A New Solution to an Old Problem: School Integration

During the 1950s and 1960s, Dr. Martin Luther King Jr. and other leaders of the civil rights movement fought to integrate public schools in the South as a matter of racial justice.

Today's advocates for school integration are marching to a strikingly new beat. Now, federal, state and local policymakers of all races across the US are clamoring to integrate schools in order to achieve socioeconomic diversity -- not only as a matter of social justice and constitutional compliance, but also on the grounds that socioeconomic diversity and academic excellence go hand-in-hand.

We are not surprised when education researchers and sociologists both cite strong evidence that a school's socioeconomic profile is a significant predictor of how well a student will perform academically. Virtually all failing schools in the country are high-poverty schools with low-test scores, high expulsion rates, low graduation rates and low attendance rates.

What perhaps is surprising, however, is new anecdotal and empirical evidence of the positive effects of nonwhite educators for children of all backgrounds. Gloria Ladson-Billings, an African American professor of urban education at the University of Wisconsin-Madison, put it this way: "I want to suggest that there is something that may be even more important than black students having black teachers and that is white students having black teachers!"

Most surprising of all is growing evidence that growing numbers of charter schools are the leading champions of socioeconomic diversity and integration. Why is this happening? How do these schools achieve diversity? Is socioeconomic diversity within the school promoting social diversity outside the school? In a landmark study of diverse charter schools, researchers from Teachers College, Columbia University have set out to answer these questions.

In the past, charter schools tended to be more racially segregated than traditional public schools. In fact, charters were often criticized for exacerbating patterns of segregation by race, class and family background. But times are a-changing. Charter schools are increasingly using their autonomy to decide which students get preferences in their lotteries (by zip code), how students are taught, and who teaches at the school.

So why are charter schools choosing to become more diverse? In many cases, the founders think of diversity as a valued good. Diversity represents a broadly democratic ideal and is worth pursuing on its own merits. As Diane Tavenner, founder of Summit Public Schools, said:

I came from a low-income household and had lots of opportunities given to me through public education. I now see that many of my pathways are closed. The intentionally diverse charter model is one way that we can provide equitable opportunities for all students.

Others who start diverse charter schools consider diversity as a necessary means to promote and attain higher student academic standards. In all 21 schools we studied, SES diversity was front and center in the school mission.

So how do these schools work? For diverse charters to succeed they must not only attract but also retain a diverse student population. In the 43 states and D.C. with charter laws, most schools decide on their own where to locate their school. They search for diverse communities with diverse feeder schools, or locate on the border of at least two relatively homogeneous communities (e.g., urban, suburban or more affluent, less affluent). We were surprised to learn that white, privileged families were attracted to the progressive education programs of diverse charters, so outreach and recruitment targets low-income families.

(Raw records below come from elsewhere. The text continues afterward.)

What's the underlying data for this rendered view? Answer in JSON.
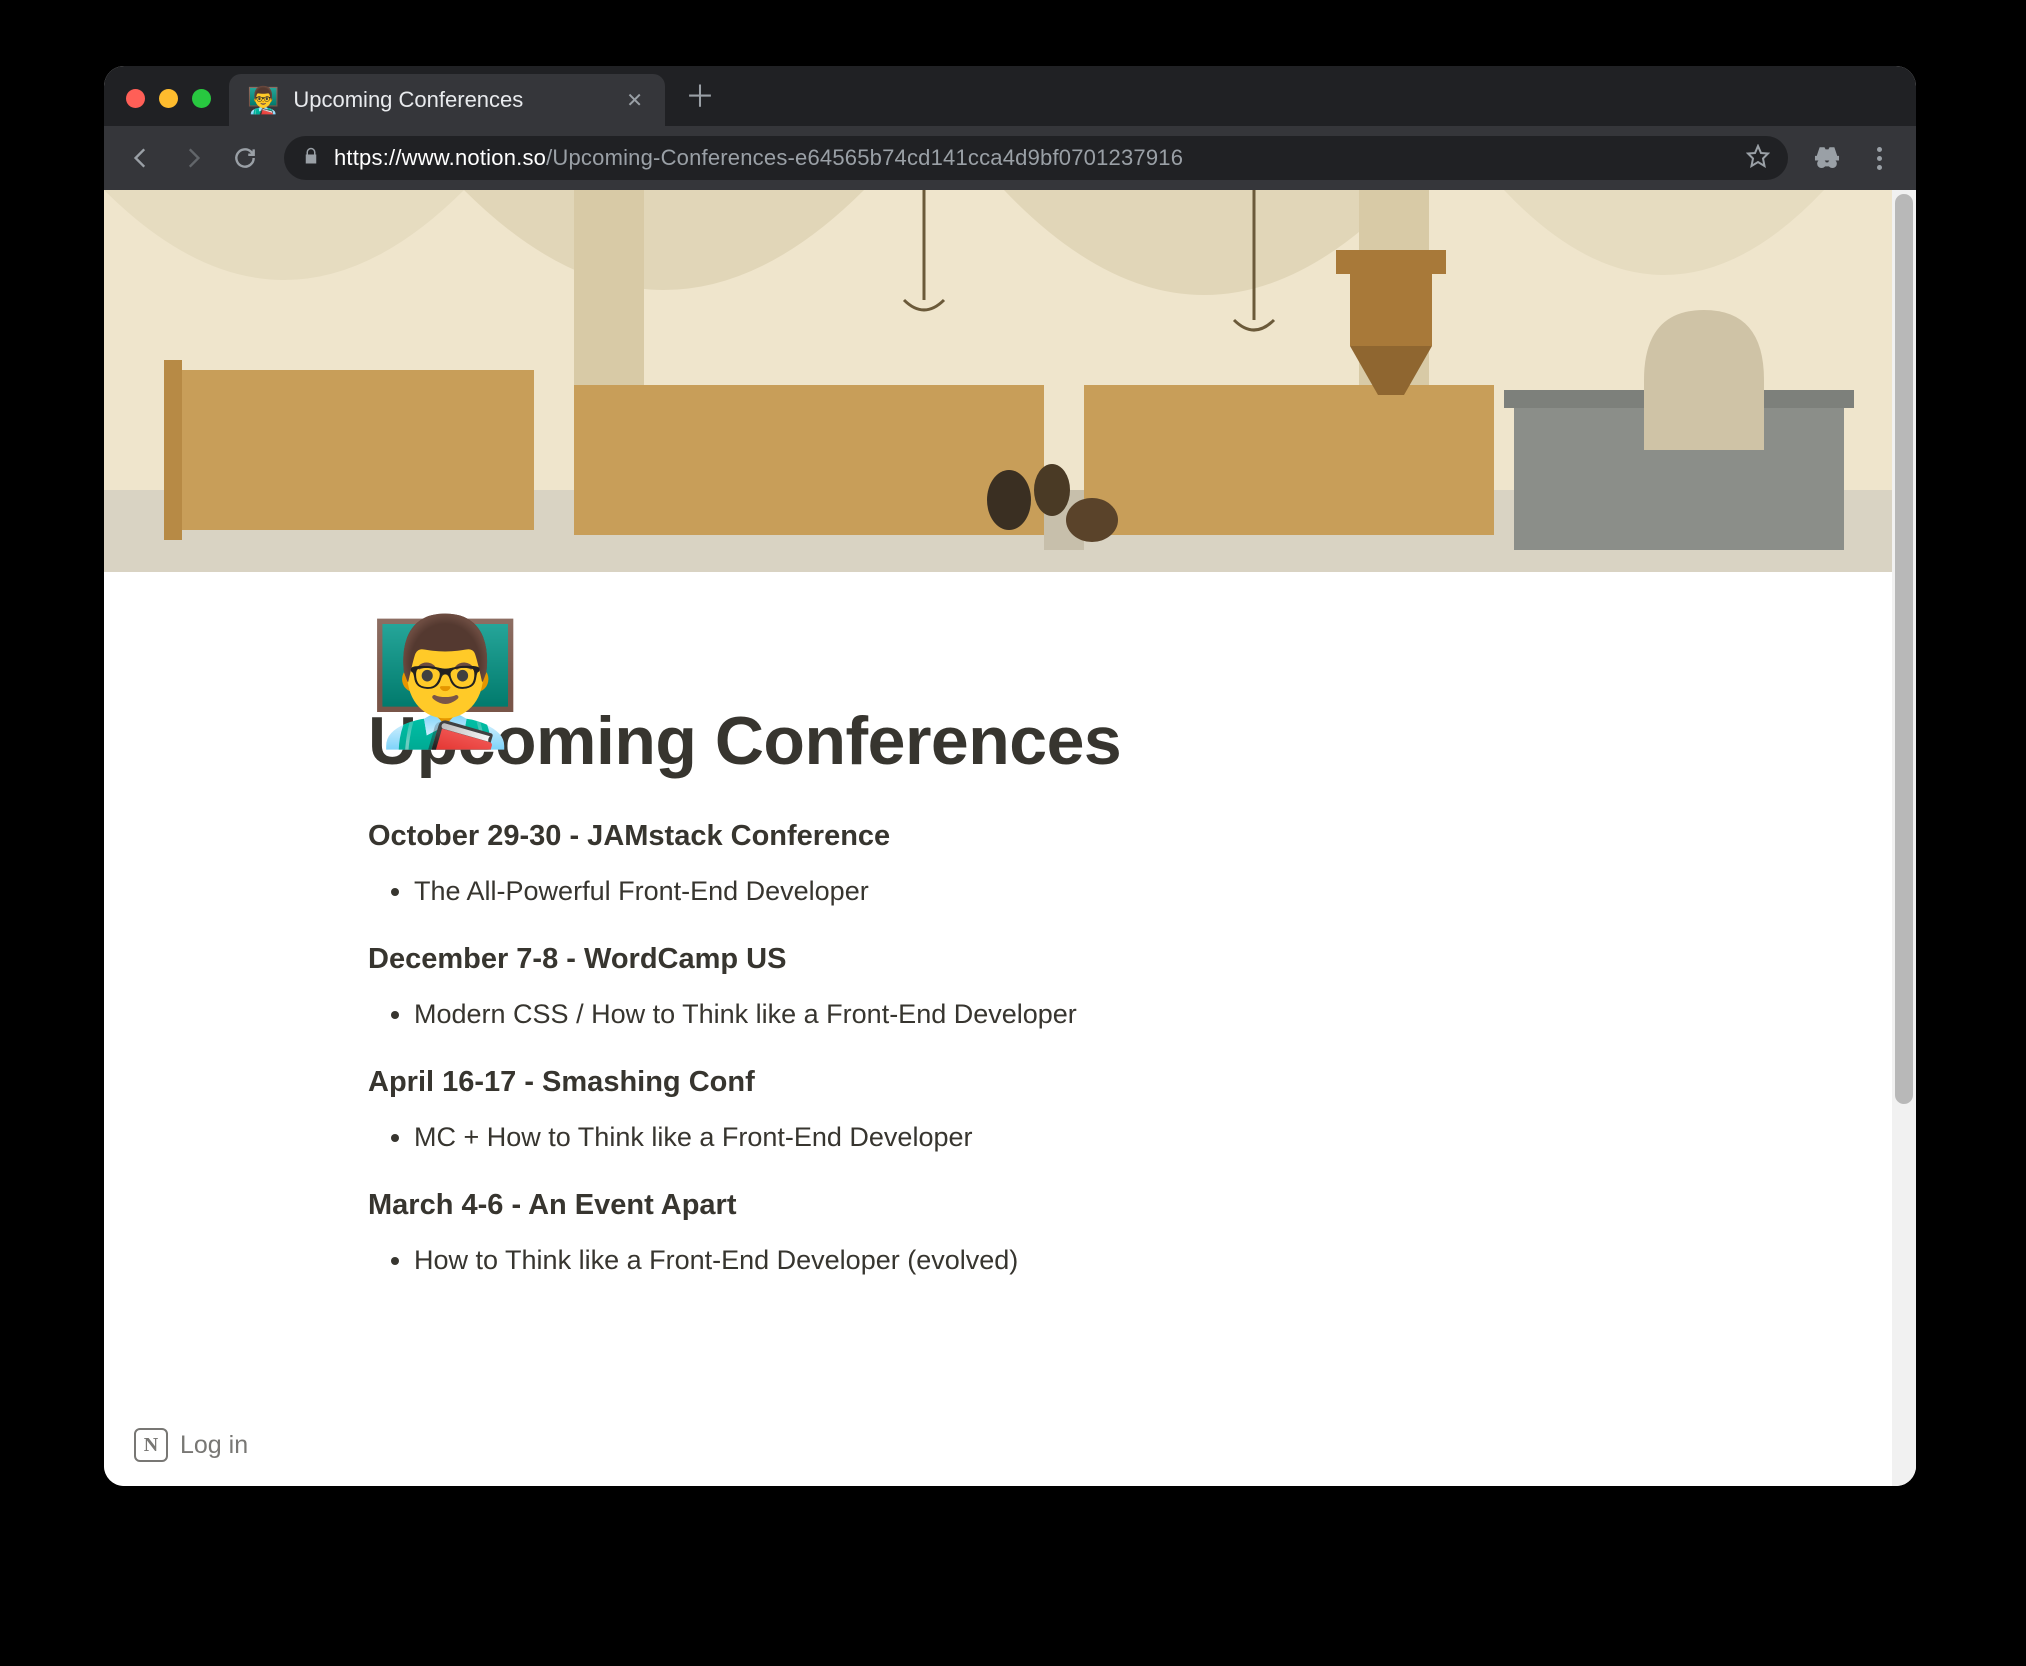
{
  "browser": {
    "tab": {
      "favicon": "👨‍🏫",
      "title": "Upcoming Conferences"
    },
    "url_host": "https://www.notion.so",
    "url_path": "/Upcoming-Conferences-e64565b74cd141cca4d9bf0701237916"
  },
  "page": {
    "icon": "👨‍🏫",
    "title": "Upcoming Conferences",
    "conferences": [
      {
        "heading": "October 29-30 - JAMstack Conference",
        "talks": [
          "The All-Powerful Front-End Developer"
        ]
      },
      {
        "heading": "December 7-8 - WordCamp US",
        "talks": [
          "Modern CSS / How to Think like a Front-End Developer"
        ]
      },
      {
        "heading": "April 16-17 - Smashing Conf",
        "talks": [
          "MC + How to Think like a Front-End Developer"
        ]
      },
      {
        "heading": "March 4-6 - An Event Apart",
        "talks": [
          "How to Think like a Front-End Developer (evolved)"
        ]
      }
    ],
    "login_label": "Log in"
  }
}
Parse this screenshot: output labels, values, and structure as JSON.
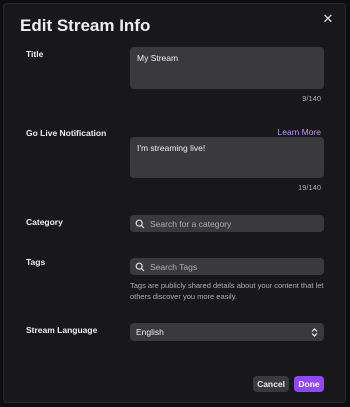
{
  "dialog": {
    "title": "Edit Stream Info",
    "close_icon": "close-icon"
  },
  "fields": {
    "title": {
      "label": "Title",
      "value": "My Stream",
      "counter": "9/140"
    },
    "go_live": {
      "label": "Go Live Notification",
      "link": "Learn More",
      "value": "I'm streaming live!",
      "counter": "19/140"
    },
    "category": {
      "label": "Category",
      "placeholder": "Search for a category",
      "icon": "search-icon"
    },
    "tags": {
      "label": "Tags",
      "placeholder": "Search Tags",
      "icon": "search-icon",
      "helper": "Tags are publicly shared details about your content that let others discover you more easily."
    },
    "language": {
      "label": "Stream Language",
      "value": "English",
      "icon": "chevron-updown-icon"
    }
  },
  "actions": {
    "cancel": "Cancel",
    "done": "Done"
  },
  "colors": {
    "background": "#18181b",
    "input": "#3a3a3d",
    "accent": "#9147ff",
    "link": "#bf94ff",
    "muted": "#adadb8"
  }
}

As mentioned earlier, charter schools can design their own education programs and yes, they do decide to do things differently. For one thing, there are high expectations for all students. Nearly all diverse charters offer a college prep curriculum that is taken by everyone. Some of the high schools offer an open enrollment honors program, which allows students to opt in; others require all students to take a few designated APs. We did not find any ability-tracking by classroom. However, within classrooms, ability-grouping, differentiated instruction, and computer-assisted/personalized instruction were all used to help students keep pace with course material. Student discipline in our sample schools featured the principles of restorative justice which helped diminish the rate of student suspensions.

Finally, are diverse charter schools producing new social relationships? In surveys of students, the majority across all SES levels agreed they have a diverse group of friends and that they often hang out with kids from different backgrounds outside of school. This finding was confirmed in the parent survey. Their children often socialized at school with students from various socio-economic backgrounds.

Are diverse charter schools the wave of the future in public education? By definition, schools of choice located in urban neighborhoods have the flexibility to enroll diverse students by drawing from different communities outside of catchment (or attendance) areas that have high concentrations of poverty -- an option not available to traditional public schools.

Until all public schools have that option, the likelihood of achieving socioeconomic integration throughout all urban schools seems very dim, indeed.